• [Exercise goal]: Would you copy out each line of the records below that includes the word "Rose"?

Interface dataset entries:
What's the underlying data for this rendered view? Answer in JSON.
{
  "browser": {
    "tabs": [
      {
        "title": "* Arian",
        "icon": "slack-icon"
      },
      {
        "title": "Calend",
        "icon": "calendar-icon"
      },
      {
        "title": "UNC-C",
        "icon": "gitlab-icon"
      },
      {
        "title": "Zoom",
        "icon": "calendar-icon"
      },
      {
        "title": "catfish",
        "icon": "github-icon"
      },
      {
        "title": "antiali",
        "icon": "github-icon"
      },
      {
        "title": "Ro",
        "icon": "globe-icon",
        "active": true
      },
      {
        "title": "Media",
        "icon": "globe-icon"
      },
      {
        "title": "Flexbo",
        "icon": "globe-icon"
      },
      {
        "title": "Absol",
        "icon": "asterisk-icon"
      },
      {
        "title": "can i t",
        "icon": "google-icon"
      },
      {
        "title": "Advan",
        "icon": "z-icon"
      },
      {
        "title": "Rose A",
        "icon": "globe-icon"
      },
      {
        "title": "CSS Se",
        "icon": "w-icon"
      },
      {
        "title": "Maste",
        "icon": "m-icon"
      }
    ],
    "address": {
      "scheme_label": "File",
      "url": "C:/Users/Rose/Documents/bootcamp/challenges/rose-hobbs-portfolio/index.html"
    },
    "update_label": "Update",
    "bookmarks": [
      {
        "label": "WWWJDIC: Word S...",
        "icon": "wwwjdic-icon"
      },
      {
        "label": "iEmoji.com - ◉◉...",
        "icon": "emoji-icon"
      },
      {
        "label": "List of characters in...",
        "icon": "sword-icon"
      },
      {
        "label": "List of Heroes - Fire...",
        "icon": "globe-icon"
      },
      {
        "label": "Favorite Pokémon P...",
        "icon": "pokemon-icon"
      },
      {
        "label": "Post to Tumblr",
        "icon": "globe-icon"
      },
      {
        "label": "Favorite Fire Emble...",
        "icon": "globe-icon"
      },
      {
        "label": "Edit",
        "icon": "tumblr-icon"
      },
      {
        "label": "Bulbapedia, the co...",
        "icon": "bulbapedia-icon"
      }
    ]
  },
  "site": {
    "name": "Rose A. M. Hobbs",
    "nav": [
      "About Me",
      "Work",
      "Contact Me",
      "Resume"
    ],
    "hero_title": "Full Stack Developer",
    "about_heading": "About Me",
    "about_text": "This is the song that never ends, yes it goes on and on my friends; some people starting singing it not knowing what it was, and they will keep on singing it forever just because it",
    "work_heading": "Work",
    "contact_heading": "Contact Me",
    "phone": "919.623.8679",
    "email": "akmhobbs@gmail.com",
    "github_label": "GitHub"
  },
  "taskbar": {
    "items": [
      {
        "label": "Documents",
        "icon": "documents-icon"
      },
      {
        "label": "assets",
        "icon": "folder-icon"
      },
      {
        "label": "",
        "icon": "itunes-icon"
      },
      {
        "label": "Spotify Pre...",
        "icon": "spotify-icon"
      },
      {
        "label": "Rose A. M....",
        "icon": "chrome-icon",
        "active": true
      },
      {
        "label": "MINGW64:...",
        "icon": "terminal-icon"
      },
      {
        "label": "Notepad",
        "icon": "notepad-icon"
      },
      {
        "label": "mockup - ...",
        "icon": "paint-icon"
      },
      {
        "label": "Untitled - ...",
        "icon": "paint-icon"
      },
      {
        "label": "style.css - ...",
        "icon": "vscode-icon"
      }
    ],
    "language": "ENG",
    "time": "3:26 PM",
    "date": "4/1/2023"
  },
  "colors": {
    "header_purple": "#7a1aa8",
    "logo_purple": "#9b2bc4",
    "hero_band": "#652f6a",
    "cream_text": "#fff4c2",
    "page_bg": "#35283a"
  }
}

• [Exercise answer]:
        "title": "Rose A",
      "url": "C:/Users/Rose/Documents/bootcamp/challenges/rose-hobbs-portfolio/index.html"
    "name": "Rose A. M. Hobbs",
        "label": "Rose A. M....",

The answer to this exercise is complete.